Redefining the ‘Culture of Restraint’
In his speech of 27 February, Chancellor Olaf Scholz posed the heart of the issue as being ‘whether power is allowed to prevail over the law’ in Europe. In more precise terms, this must be understood as a question of whether power constrained by law can prevail over power unconstrained by law. Undoubtedly, there are grave perils in redefining a ‘culture of military restraint’ in the name of a preferred global order, which can entice a perspective of the world as something to be remade rather than reconciled with. Such hubris has encouraged catastrophic US interventions from Vietnam to Iraq, with Russia now appearing to have grossly overestimated the ease of remaking the European balance of power. Yet this only reinforces the legitimacy of explicitly connecting Germany’s new National Security Strategy to its established interests in preserving the existing multilateral system and international legal order—which leaves no room for any territorial or revisionist agenda.
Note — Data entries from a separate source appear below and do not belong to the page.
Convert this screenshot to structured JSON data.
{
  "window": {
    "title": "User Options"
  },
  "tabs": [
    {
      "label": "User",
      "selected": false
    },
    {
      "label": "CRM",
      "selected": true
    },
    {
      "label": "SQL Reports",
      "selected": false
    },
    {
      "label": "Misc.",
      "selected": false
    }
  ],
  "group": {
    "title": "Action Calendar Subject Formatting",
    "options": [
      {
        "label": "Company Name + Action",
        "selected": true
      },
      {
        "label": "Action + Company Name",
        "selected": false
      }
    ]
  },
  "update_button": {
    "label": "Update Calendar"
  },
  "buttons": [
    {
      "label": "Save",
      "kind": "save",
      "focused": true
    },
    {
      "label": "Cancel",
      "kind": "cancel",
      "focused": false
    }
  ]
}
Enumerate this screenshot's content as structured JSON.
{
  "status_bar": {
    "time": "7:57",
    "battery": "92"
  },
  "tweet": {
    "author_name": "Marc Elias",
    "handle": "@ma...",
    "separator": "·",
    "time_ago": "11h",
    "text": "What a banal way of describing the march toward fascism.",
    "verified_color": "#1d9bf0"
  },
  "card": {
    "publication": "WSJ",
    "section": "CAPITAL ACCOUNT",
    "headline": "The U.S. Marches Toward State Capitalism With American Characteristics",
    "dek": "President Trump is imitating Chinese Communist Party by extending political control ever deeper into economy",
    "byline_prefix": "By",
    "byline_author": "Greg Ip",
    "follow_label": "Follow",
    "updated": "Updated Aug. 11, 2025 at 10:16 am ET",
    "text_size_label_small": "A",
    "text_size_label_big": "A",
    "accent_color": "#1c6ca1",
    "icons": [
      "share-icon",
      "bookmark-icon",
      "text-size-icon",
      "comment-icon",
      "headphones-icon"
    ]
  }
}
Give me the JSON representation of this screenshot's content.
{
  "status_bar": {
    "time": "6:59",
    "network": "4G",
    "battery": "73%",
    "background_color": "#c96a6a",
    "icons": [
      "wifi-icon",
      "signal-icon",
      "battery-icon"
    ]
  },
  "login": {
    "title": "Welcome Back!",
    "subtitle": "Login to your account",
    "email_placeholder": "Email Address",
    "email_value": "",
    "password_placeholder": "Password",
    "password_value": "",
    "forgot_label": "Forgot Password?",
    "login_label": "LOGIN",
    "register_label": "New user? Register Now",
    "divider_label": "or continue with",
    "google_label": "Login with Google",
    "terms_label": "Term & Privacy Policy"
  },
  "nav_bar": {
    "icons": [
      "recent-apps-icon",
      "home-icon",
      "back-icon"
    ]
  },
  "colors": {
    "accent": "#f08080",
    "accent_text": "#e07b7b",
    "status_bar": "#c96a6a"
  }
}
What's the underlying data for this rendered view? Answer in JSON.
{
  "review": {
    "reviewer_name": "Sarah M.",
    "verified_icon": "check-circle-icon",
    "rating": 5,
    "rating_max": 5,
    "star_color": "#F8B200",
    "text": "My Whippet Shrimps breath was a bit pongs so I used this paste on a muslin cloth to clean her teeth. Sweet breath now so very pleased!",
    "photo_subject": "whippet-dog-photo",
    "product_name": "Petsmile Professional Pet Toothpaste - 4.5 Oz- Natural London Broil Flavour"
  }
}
Both Russia and China have sought to demonstrate through their provocations that ‘Western responses will be insufficient, unpalatable, and unsustainable’: the task ahead is for Germany to achieve the balance that proves these calculations wrong.